Data records:
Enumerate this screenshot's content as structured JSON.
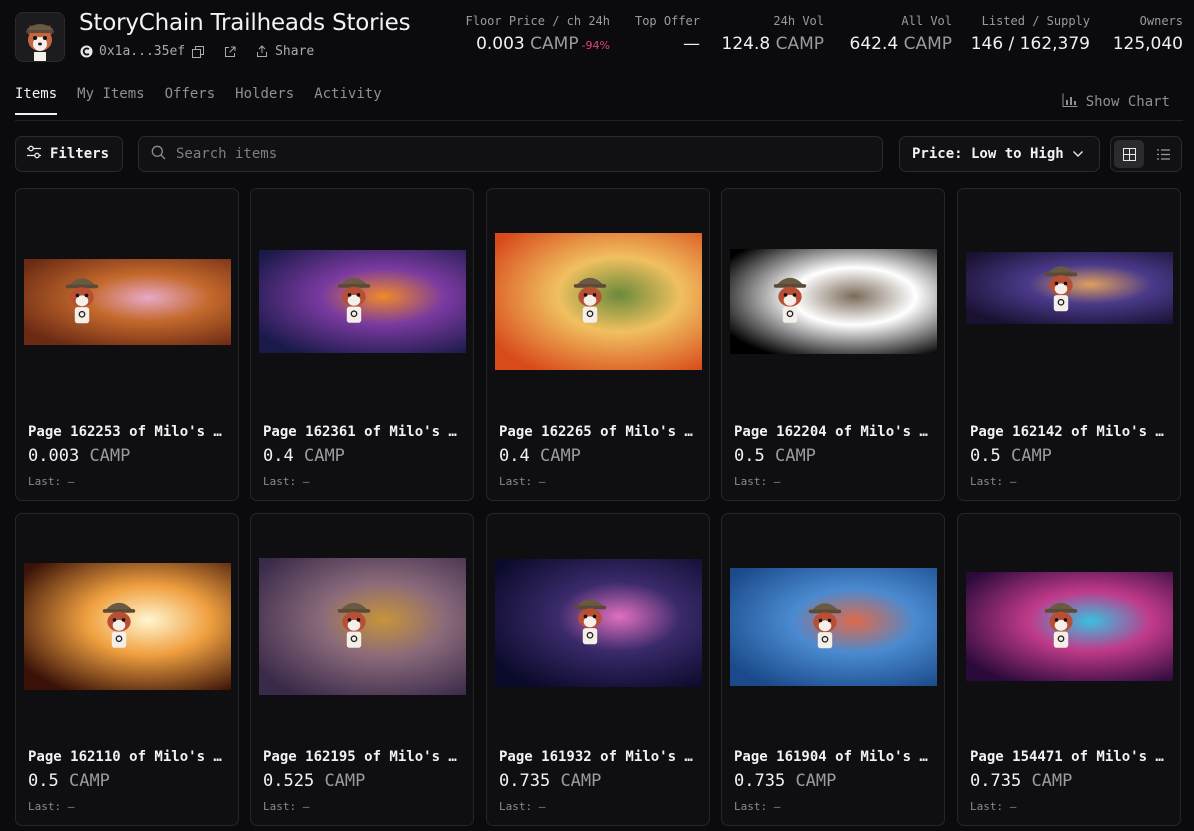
{
  "collection": {
    "title": "StoryChain Trailheads Stories",
    "address": "0x1a...35ef",
    "share_label": "Share"
  },
  "stats": [
    {
      "label": "Floor Price / ch 24h",
      "value": "0.003",
      "currency": "CAMP",
      "change": "-94%"
    },
    {
      "label": "Top Offer",
      "value": "—",
      "currency": "",
      "change": ""
    },
    {
      "label": "24h Vol",
      "value": "124.8",
      "currency": "CAMP",
      "change": ""
    },
    {
      "label": "All Vol",
      "value": "642.4",
      "currency": "CAMP",
      "change": ""
    },
    {
      "label": "Listed / Supply",
      "value": "146 / 162,379",
      "currency": "",
      "change": ""
    },
    {
      "label": "Owners",
      "value": "125,040",
      "currency": "",
      "change": ""
    }
  ],
  "tabs": [
    {
      "label": "Items",
      "active": true
    },
    {
      "label": "My Items",
      "active": false
    },
    {
      "label": "Offers",
      "active": false
    },
    {
      "label": "Holders",
      "active": false
    },
    {
      "label": "Activity",
      "active": false
    }
  ],
  "show_chart_label": "Show Chart",
  "toolbar": {
    "filters_label": "Filters",
    "search_placeholder": "Search items",
    "sort_label": "Price: Low to High",
    "view_mode": "grid"
  },
  "items": [
    {
      "name": "Page 162253 of Milo's …",
      "price": "0.003",
      "currency": "CAMP",
      "last": "Last: —",
      "palette": [
        "#6b2a14",
        "#c4692c",
        "#e8a9c8"
      ]
    },
    {
      "name": "Page 162361 of Milo's …",
      "price": "0.4",
      "currency": "CAMP",
      "last": "Last: —",
      "palette": [
        "#1a1a4a",
        "#7a3aa0",
        "#f08a2a"
      ]
    },
    {
      "name": "Page 162265 of Milo's …",
      "price": "0.4",
      "currency": "CAMP",
      "last": "Last: —",
      "palette": [
        "#d84a1a",
        "#f0c060",
        "#6a8a3a"
      ]
    },
    {
      "name": "Page 162204 of Milo's …",
      "price": "0.5",
      "currency": "CAMP",
      "last": "Last: —",
      "palette": [
        "#000000",
        "#ffffff",
        "#7a6a5a"
      ]
    },
    {
      "name": "Page 162142 of Milo's …",
      "price": "0.5",
      "currency": "CAMP",
      "last": "Last: —",
      "palette": [
        "#1a1030",
        "#4a3a8a",
        "#e0a060"
      ]
    },
    {
      "name": "Page 162110 of Milo's …",
      "price": "0.5",
      "currency": "CAMP",
      "last": "Last: —",
      "palette": [
        "#3a1208",
        "#f0a040",
        "#fff6d0"
      ]
    },
    {
      "name": "Page 162195 of Milo's …",
      "price": "0.525",
      "currency": "CAMP",
      "last": "Last: —",
      "palette": [
        "#3a2a4a",
        "#8a6a7a",
        "#c8943a"
      ]
    },
    {
      "name": "Page 161932 of Milo's …",
      "price": "0.735",
      "currency": "CAMP",
      "last": "Last: —",
      "palette": [
        "#0a0a2a",
        "#3a2a6a",
        "#e070c0"
      ]
    },
    {
      "name": "Page 161904 of Milo's …",
      "price": "0.735",
      "currency": "CAMP",
      "last": "Last: —",
      "palette": [
        "#1a4a8a",
        "#4a8ad0",
        "#e06a4a"
      ]
    },
    {
      "name": "Page 154471 of Milo's …",
      "price": "0.735",
      "currency": "CAMP",
      "last": "Last: —",
      "palette": [
        "#2a0a3a",
        "#c03a8a",
        "#3ac0e0"
      ]
    }
  ]
}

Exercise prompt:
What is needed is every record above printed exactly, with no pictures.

Final answer:
Enumerate this screenshot's content as structured JSON.
{
  "collection": {
    "title": "StoryChain Trailheads Stories",
    "address": "0x1a...35ef",
    "share_label": "Share"
  },
  "stats": [
    {
      "label": "Floor Price / ch 24h",
      "value": "0.003",
      "currency": "CAMP",
      "change": "-94%"
    },
    {
      "label": "Top Offer",
      "value": "—",
      "currency": "",
      "change": ""
    },
    {
      "label": "24h Vol",
      "value": "124.8",
      "currency": "CAMP",
      "change": ""
    },
    {
      "label": "All Vol",
      "value": "642.4",
      "currency": "CAMP",
      "change": ""
    },
    {
      "label": "Listed / Supply",
      "value": "146 / 162,379",
      "currency": "",
      "change": ""
    },
    {
      "label": "Owners",
      "value": "125,040",
      "currency": "",
      "change": ""
    }
  ],
  "tabs": [
    {
      "label": "Items",
      "active": true
    },
    {
      "label": "My Items",
      "active": false
    },
    {
      "label": "Offers",
      "active": false
    },
    {
      "label": "Holders",
      "active": false
    },
    {
      "label": "Activity",
      "active": false
    }
  ],
  "show_chart_label": "Show Chart",
  "toolbar": {
    "filters_label": "Filters",
    "search_placeholder": "Search items",
    "sort_label": "Price: Low to High",
    "view_mode": "grid"
  },
  "items": [
    {
      "name": "Page 162253 of Milo's …",
      "price": "0.003",
      "currency": "CAMP",
      "last": "Last: —",
      "palette": [
        "#6b2a14",
        "#c4692c",
        "#e8a9c8"
      ]
    },
    {
      "name": "Page 162361 of Milo's …",
      "price": "0.4",
      "currency": "CAMP",
      "last": "Last: —",
      "palette": [
        "#1a1a4a",
        "#7a3aa0",
        "#f08a2a"
      ]
    },
    {
      "name": "Page 162265 of Milo's …",
      "price": "0.4",
      "currency": "CAMP",
      "last": "Last: —",
      "palette": [
        "#d84a1a",
        "#f0c060",
        "#6a8a3a"
      ]
    },
    {
      "name": "Page 162204 of Milo's …",
      "price": "0.5",
      "currency": "CAMP",
      "last": "Last: —",
      "palette": [
        "#000000",
        "#ffffff",
        "#7a6a5a"
      ]
    },
    {
      "name": "Page 162142 of Milo's …",
      "price": "0.5",
      "currency": "CAMP",
      "last": "Last: —",
      "palette": [
        "#1a1030",
        "#4a3a8a",
        "#e0a060"
      ]
    },
    {
      "name": "Page 162110 of Milo's …",
      "price": "0.5",
      "currency": "CAMP",
      "last": "Last: —",
      "palette": [
        "#3a1208",
        "#f0a040",
        "#fff6d0"
      ]
    },
    {
      "name": "Page 162195 of Milo's …",
      "price": "0.525",
      "currency": "CAMP",
      "last": "Last: —",
      "palette": [
        "#3a2a4a",
        "#8a6a7a",
        "#c8943a"
      ]
    },
    {
      "name": "Page 161932 of Milo's …",
      "price": "0.735",
      "currency": "CAMP",
      "last": "Last: —",
      "palette": [
        "#0a0a2a",
        "#3a2a6a",
        "#e070c0"
      ]
    },
    {
      "name": "Page 161904 of Milo's …",
      "price": "0.735",
      "currency": "CAMP",
      "last": "Last: —",
      "palette": [
        "#1a4a8a",
        "#4a8ad0",
        "#e06a4a"
      ]
    },
    {
      "name": "Page 154471 of Milo's …",
      "price": "0.735",
      "currency": "CAMP",
      "last": "Last: —",
      "palette": [
        "#2a0a3a",
        "#c03a8a",
        "#3ac0e0"
      ]
    }
  ]
}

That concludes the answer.